> _Required action_: Repeat every line of the data verbatim.

(The records begins)

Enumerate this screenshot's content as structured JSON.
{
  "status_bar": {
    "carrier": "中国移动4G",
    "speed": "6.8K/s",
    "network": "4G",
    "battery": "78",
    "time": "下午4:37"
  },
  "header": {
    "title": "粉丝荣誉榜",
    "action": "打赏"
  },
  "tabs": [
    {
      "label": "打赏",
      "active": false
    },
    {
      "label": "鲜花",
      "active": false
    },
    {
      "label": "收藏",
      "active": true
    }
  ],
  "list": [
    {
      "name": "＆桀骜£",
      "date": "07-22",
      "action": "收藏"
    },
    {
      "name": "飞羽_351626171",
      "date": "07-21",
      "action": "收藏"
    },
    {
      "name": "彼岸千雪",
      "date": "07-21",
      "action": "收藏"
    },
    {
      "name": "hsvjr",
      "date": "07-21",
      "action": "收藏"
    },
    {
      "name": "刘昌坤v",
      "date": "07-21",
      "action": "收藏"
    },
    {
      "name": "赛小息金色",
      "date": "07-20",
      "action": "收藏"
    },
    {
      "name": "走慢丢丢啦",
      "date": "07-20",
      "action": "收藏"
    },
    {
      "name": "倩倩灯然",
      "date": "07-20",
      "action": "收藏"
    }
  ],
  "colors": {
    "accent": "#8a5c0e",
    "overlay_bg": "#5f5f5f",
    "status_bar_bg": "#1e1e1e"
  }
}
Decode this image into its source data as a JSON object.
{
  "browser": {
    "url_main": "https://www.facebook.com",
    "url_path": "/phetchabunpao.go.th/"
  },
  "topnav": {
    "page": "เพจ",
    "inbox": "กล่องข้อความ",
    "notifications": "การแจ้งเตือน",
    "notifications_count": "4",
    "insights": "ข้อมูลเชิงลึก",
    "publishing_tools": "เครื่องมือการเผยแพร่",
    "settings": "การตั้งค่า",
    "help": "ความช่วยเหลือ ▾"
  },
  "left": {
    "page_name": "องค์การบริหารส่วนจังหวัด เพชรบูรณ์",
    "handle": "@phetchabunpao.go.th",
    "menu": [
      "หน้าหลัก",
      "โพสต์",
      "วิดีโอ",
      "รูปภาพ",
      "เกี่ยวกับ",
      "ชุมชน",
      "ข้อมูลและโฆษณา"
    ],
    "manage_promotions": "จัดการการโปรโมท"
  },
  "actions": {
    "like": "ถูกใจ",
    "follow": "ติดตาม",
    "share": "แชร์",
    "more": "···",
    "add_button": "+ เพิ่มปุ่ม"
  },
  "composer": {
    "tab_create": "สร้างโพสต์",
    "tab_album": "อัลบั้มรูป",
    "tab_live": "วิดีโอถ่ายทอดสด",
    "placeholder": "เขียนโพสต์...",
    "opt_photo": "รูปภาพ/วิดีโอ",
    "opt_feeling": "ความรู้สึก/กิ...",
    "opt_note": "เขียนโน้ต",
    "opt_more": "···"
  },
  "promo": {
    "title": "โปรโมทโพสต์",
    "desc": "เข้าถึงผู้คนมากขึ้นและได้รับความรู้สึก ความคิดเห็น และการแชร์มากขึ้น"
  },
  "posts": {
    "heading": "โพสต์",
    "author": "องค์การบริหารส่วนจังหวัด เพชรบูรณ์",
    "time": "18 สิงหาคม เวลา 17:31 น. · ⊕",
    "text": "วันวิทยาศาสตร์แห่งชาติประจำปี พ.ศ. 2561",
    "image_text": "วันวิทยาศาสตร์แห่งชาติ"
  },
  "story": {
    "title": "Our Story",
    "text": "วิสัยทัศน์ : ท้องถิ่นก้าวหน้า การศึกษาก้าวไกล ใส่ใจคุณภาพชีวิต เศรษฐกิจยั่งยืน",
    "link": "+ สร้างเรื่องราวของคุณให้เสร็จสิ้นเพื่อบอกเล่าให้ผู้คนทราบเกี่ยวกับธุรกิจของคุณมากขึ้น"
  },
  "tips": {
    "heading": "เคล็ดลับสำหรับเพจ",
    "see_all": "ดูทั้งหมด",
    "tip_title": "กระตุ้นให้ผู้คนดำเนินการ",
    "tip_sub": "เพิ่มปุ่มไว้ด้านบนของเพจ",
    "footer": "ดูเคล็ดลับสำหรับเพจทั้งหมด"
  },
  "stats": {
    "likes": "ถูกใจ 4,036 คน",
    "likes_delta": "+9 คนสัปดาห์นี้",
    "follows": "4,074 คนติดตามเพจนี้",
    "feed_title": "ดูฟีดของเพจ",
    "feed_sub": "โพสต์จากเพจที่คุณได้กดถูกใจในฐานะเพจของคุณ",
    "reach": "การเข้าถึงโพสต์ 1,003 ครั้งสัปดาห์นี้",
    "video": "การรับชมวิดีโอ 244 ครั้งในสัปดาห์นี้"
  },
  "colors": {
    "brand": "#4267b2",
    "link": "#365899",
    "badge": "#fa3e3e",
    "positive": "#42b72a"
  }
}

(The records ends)

> _Exercise output_:
Enumerate this screenshot's content as structured JSON.
{
  "status_bar": {
    "carrier": "中国移动4G",
    "speed": "6.8K/s",
    "network": "4G",
    "battery": "78",
    "time": "下午4:37"
  },
  "header": {
    "title": "粉丝荣誉榜",
    "action": "打赏"
  },
  "tabs": [
    {
      "label": "打赏",
      "active": false
    },
    {
      "label": "鲜花",
      "active": false
    },
    {
      "label": "收藏",
      "active": true
    }
  ],
  "list": [
    {
      "name": "＆桀骜£",
      "date": "07-22",
      "action": "收藏"
    },
    {
      "name": "飞羽_351626171",
      "date": "07-21",
      "action": "收藏"
    },
    {
      "name": "彼岸千雪",
      "date": "07-21",
      "action": "收藏"
    },
    {
      "name": "hsvjr",
      "date": "07-21",
      "action": "收藏"
    },
    {
      "name": "刘昌坤v",
      "date": "07-21",
      "action": "收藏"
    },
    {
      "name": "赛小息金色",
      "date": "07-20",
      "action": "收藏"
    },
    {
      "name": "走慢丢丢啦",
      "date": "07-20",
      "action": "收藏"
    },
    {
      "name": "倩倩灯然",
      "date": "07-20",
      "action": "收藏"
    }
  ],
  "colors": {
    "accent": "#8a5c0e",
    "overlay_bg": "#5f5f5f",
    "status_bar_bg": "#1e1e1e"
  }
}
Decode this image into its source data as a JSON object.
{
  "browser": {
    "url_main": "https://www.facebook.com",
    "url_path": "/phetchabunpao.go.th/"
  },
  "topnav": {
    "page": "เพจ",
    "inbox": "กล่องข้อความ",
    "notifications": "การแจ้งเตือน",
    "notifications_count": "4",
    "insights": "ข้อมูลเชิงลึก",
    "publishing_tools": "เครื่องมือการเผยแพร่",
    "settings": "การตั้งค่า",
    "help": "ความช่วยเหลือ ▾"
  },
  "left": {
    "page_name": "องค์การบริหารส่วนจังหวัด เพชรบูรณ์",
    "handle": "@phetchabunpao.go.th",
    "menu": [
      "หน้าหลัก",
      "โพสต์",
      "วิดีโอ",
      "รูปภาพ",
      "เกี่ยวกับ",
      "ชุมชน",
      "ข้อมูลและโฆษณา"
    ],
    "manage_promotions": "จัดการการโปรโมท"
  },
  "actions": {
    "like": "ถูกใจ",
    "follow": "ติดตาม",
    "share": "แชร์",
    "more": "···",
    "add_button": "+ เพิ่มปุ่ม"
  },
  "composer": {
    "tab_create": "สร้างโพสต์",
    "tab_album": "อัลบั้มรูป",
    "tab_live": "วิดีโอถ่ายทอดสด",
    "placeholder": "เขียนโพสต์...",
    "opt_photo": "รูปภาพ/วิดีโอ",
    "opt_feeling": "ความรู้สึก/กิ...",
    "opt_note": "เขียนโน้ต",
    "opt_more": "···"
  },
  "promo": {
    "title": "โปรโมทโพสต์",
    "desc": "เข้าถึงผู้คนมากขึ้นและได้รับความรู้สึก ความคิดเห็น และการแชร์มากขึ้น"
  },
  "posts": {
    "heading": "โพสต์",
    "author": "องค์การบริหารส่วนจังหวัด เพชรบูรณ์",
    "time": "18 สิงหาคม เวลา 17:31 น. · ⊕",
    "text": "วันวิทยาศาสตร์แห่งชาติประจำปี พ.ศ. 2561",
    "image_text": "วันวิทยาศาสตร์แห่งชาติ"
  },
  "story": {
    "title": "Our Story",
    "text": "วิสัยทัศน์ : ท้องถิ่นก้าวหน้า การศึกษาก้าวไกล ใส่ใจคุณภาพชีวิต เศรษฐกิจยั่งยืน",
    "link": "+ สร้างเรื่องราวของคุณให้เสร็จสิ้นเพื่อบอกเล่าให้ผู้คนทราบเกี่ยวกับธุรกิจของคุณมากขึ้น"
  },
  "tips": {
    "heading": "เคล็ดลับสำหรับเพจ",
    "see_all": "ดูทั้งหมด",
    "tip_title": "กระตุ้นให้ผู้คนดำเนินการ",
    "tip_sub": "เพิ่มปุ่มไว้ด้านบนของเพจ",
    "footer": "ดูเคล็ดลับสำหรับเพจทั้งหมด"
  },
  "stats": {
    "likes": "ถูกใจ 4,036 คน",
    "likes_delta": "+9 คนสัปดาห์นี้",
    "follows": "4,074 คนติดตามเพจนี้",
    "feed_title": "ดูฟีดของเพจ",
    "feed_sub": "โพสต์จากเพจที่คุณได้กดถูกใจในฐานะเพจของคุณ",
    "reach": "การเข้าถึงโพสต์ 1,003 ครั้งสัปดาห์นี้",
    "video": "การรับชมวิดีโอ 244 ครั้งในสัปดาห์นี้"
  },
  "colors": {
    "brand": "#4267b2",
    "link": "#365899",
    "badge": "#fa3e3e",
    "positive": "#42b72a"
  }
}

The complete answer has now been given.